◆ **TASK DIRECTIONS**: Repeat everything in the listing below. Keep each line exact.

--------

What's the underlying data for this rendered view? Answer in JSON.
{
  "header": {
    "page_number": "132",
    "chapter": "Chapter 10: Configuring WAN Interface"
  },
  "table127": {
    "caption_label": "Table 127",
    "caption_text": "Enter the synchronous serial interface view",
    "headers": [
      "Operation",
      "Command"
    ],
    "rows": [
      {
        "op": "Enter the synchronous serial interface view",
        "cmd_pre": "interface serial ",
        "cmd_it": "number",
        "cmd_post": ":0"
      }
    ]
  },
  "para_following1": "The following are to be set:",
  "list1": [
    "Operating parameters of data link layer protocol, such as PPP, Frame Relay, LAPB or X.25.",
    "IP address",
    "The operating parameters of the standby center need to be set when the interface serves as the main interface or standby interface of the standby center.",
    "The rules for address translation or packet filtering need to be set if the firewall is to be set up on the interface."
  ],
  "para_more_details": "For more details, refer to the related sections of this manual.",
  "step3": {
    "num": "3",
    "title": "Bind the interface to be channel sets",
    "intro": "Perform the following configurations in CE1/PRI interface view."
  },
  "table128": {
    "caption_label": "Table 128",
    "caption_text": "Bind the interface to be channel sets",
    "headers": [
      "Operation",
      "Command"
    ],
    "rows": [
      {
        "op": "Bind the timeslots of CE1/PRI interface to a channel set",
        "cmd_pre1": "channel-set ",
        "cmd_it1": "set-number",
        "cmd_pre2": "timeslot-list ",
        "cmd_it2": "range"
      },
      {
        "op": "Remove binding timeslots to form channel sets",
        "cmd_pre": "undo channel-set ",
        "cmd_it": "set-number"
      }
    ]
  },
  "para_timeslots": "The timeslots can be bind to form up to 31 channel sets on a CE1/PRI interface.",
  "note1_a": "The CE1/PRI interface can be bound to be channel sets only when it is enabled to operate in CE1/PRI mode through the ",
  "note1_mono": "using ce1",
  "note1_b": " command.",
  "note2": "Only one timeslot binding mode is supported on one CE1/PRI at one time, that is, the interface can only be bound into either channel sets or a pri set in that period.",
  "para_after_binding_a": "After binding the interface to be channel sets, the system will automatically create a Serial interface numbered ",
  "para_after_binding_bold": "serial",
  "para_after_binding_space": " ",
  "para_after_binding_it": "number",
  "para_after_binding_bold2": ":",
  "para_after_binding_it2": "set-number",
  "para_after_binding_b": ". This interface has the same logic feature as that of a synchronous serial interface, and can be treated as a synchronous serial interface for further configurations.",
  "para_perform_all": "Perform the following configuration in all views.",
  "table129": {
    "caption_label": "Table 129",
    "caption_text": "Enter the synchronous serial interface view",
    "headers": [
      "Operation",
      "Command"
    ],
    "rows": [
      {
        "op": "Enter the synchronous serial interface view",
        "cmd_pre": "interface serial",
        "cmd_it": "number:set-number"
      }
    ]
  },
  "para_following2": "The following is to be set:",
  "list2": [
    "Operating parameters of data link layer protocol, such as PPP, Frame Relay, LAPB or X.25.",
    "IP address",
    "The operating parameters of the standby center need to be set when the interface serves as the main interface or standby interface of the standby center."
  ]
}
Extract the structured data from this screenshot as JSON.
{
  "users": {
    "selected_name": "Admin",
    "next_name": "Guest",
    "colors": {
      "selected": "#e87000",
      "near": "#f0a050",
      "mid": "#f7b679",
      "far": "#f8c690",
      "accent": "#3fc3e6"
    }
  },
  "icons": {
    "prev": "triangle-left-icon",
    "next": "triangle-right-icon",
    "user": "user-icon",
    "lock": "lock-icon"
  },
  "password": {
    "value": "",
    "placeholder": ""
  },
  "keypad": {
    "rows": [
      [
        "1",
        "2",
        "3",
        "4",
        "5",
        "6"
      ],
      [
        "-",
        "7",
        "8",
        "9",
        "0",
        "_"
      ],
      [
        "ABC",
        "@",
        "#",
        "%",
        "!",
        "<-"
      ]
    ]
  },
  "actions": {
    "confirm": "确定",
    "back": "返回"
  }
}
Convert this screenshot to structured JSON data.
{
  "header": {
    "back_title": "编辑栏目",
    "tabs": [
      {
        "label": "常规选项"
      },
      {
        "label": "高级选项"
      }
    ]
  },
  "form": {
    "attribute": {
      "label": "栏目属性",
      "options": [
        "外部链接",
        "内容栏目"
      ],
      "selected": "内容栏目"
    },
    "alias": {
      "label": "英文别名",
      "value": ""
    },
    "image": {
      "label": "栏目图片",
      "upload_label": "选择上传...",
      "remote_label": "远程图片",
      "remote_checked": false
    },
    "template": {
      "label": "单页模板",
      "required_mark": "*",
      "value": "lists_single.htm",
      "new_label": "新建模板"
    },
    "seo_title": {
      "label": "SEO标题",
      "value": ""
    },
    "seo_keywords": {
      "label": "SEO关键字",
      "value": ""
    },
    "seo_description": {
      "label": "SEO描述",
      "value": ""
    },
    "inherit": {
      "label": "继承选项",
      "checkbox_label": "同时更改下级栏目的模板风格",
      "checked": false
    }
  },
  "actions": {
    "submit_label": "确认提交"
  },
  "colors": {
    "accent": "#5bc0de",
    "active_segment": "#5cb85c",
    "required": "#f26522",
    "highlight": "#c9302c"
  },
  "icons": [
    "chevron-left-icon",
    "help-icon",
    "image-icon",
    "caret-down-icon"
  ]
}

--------

◆ **ANSWER SPACE**:
What's the underlying data for this rendered view? Answer in JSON.
{
  "header": {
    "page_number": "132",
    "chapter": "Chapter 10: Configuring WAN Interface"
  },
  "table127": {
    "caption_label": "Table 127",
    "caption_text": "Enter the synchronous serial interface view",
    "headers": [
      "Operation",
      "Command"
    ],
    "rows": [
      {
        "op": "Enter the synchronous serial interface view",
        "cmd_pre": "interface serial ",
        "cmd_it": "number",
        "cmd_post": ":0"
      }
    ]
  },
  "para_following1": "The following are to be set:",
  "list1": [
    "Operating parameters of data link layer protocol, such as PPP, Frame Relay, LAPB or X.25.",
    "IP address",
    "The operating parameters of the standby center need to be set when the interface serves as the main interface or standby interface of the standby center.",
    "The rules for address translation or packet filtering need to be set if the firewall is to be set up on the interface."
  ],
  "para_more_details": "For more details, refer to the related sections of this manual.",
  "step3": {
    "num": "3",
    "title": "Bind the interface to be channel sets",
    "intro": "Perform the following configurations in CE1/PRI interface view."
  },
  "table128": {
    "caption_label": "Table 128",
    "caption_text": "Bind the interface to be channel sets",
    "headers": [
      "Operation",
      "Command"
    ],
    "rows": [
      {
        "op": "Bind the timeslots of CE1/PRI interface to a channel set",
        "cmd_pre1": "channel-set ",
        "cmd_it1": "set-number",
        "cmd_pre2": "timeslot-list ",
        "cmd_it2": "range"
      },
      {
        "op": "Remove binding timeslots to form channel sets",
        "cmd_pre": "undo channel-set ",
        "cmd_it": "set-number"
      }
    ]
  },
  "para_timeslots": "The timeslots can be bind to form up to 31 channel sets on a CE1/PRI interface.",
  "note1_a": "The CE1/PRI interface can be bound to be channel sets only when it is enabled to operate in CE1/PRI mode through the ",
  "note1_mono": "using ce1",
  "note1_b": " command.",
  "note2": "Only one timeslot binding mode is supported on one CE1/PRI at one time, that is, the interface can only be bound into either channel sets or a pri set in that period.",
  "para_after_binding_a": "After binding the interface to be channel sets, the system will automatically create a Serial interface numbered ",
  "para_after_binding_bold": "serial",
  "para_after_binding_space": " ",
  "para_after_binding_it": "number",
  "para_after_binding_bold2": ":",
  "para_after_binding_it2": "set-number",
  "para_after_binding_b": ". This interface has the same logic feature as that of a synchronous serial interface, and can be treated as a synchronous serial interface for further configurations.",
  "para_perform_all": "Perform the following configuration in all views.",
  "table129": {
    "caption_label": "Table 129",
    "caption_text": "Enter the synchronous serial interface view",
    "headers": [
      "Operation",
      "Command"
    ],
    "rows": [
      {
        "op": "Enter the synchronous serial interface view",
        "cmd_pre": "interface serial",
        "cmd_it": "number:set-number"
      }
    ]
  },
  "para_following2": "The following is to be set:",
  "list2": [
    "Operating parameters of data link layer protocol, such as PPP, Frame Relay, LAPB or X.25.",
    "IP address",
    "The operating parameters of the standby center need to be set when the interface serves as the main interface or standby interface of the standby center."
  ]
}
Extract the structured data from this screenshot as JSON.
{
  "users": {
    "selected_name": "Admin",
    "next_name": "Guest",
    "colors": {
      "selected": "#e87000",
      "near": "#f0a050",
      "mid": "#f7b679",
      "far": "#f8c690",
      "accent": "#3fc3e6"
    }
  },
  "icons": {
    "prev": "triangle-left-icon",
    "next": "triangle-right-icon",
    "user": "user-icon",
    "lock": "lock-icon"
  },
  "password": {
    "value": "",
    "placeholder": ""
  },
  "keypad": {
    "rows": [
      [
        "1",
        "2",
        "3",
        "4",
        "5",
        "6"
      ],
      [
        "-",
        "7",
        "8",
        "9",
        "0",
        "_"
      ],
      [
        "ABC",
        "@",
        "#",
        "%",
        "!",
        "<-"
      ]
    ]
  },
  "actions": {
    "confirm": "确定",
    "back": "返回"
  }
}
Convert this screenshot to structured JSON data.
{
  "header": {
    "back_title": "编辑栏目",
    "tabs": [
      {
        "label": "常规选项"
      },
      {
        "label": "高级选项"
      }
    ]
  },
  "form": {
    "attribute": {
      "label": "栏目属性",
      "options": [
        "外部链接",
        "内容栏目"
      ],
      "selected": "内容栏目"
    },
    "alias": {
      "label": "英文别名",
      "value": ""
    },
    "image": {
      "label": "栏目图片",
      "upload_label": "选择上传...",
      "remote_label": "远程图片",
      "remote_checked": false
    },
    "template": {
      "label": "单页模板",
      "required_mark": "*",
      "value": "lists_single.htm",
      "new_label": "新建模板"
    },
    "seo_title": {
      "label": "SEO标题",
      "value": ""
    },
    "seo_keywords": {
      "label": "SEO关键字",
      "value": ""
    },
    "seo_description": {
      "label": "SEO描述",
      "value": ""
    },
    "inherit": {
      "label": "继承选项",
      "checkbox_label": "同时更改下级栏目的模板风格",
      "checked": false
    }
  },
  "actions": {
    "submit_label": "确认提交"
  },
  "colors": {
    "accent": "#5bc0de",
    "active_segment": "#5cb85c",
    "required": "#f26522",
    "highlight": "#c9302c"
  },
  "icons": [
    "chevron-left-icon",
    "help-icon",
    "image-icon",
    "caret-down-icon"
  ]
}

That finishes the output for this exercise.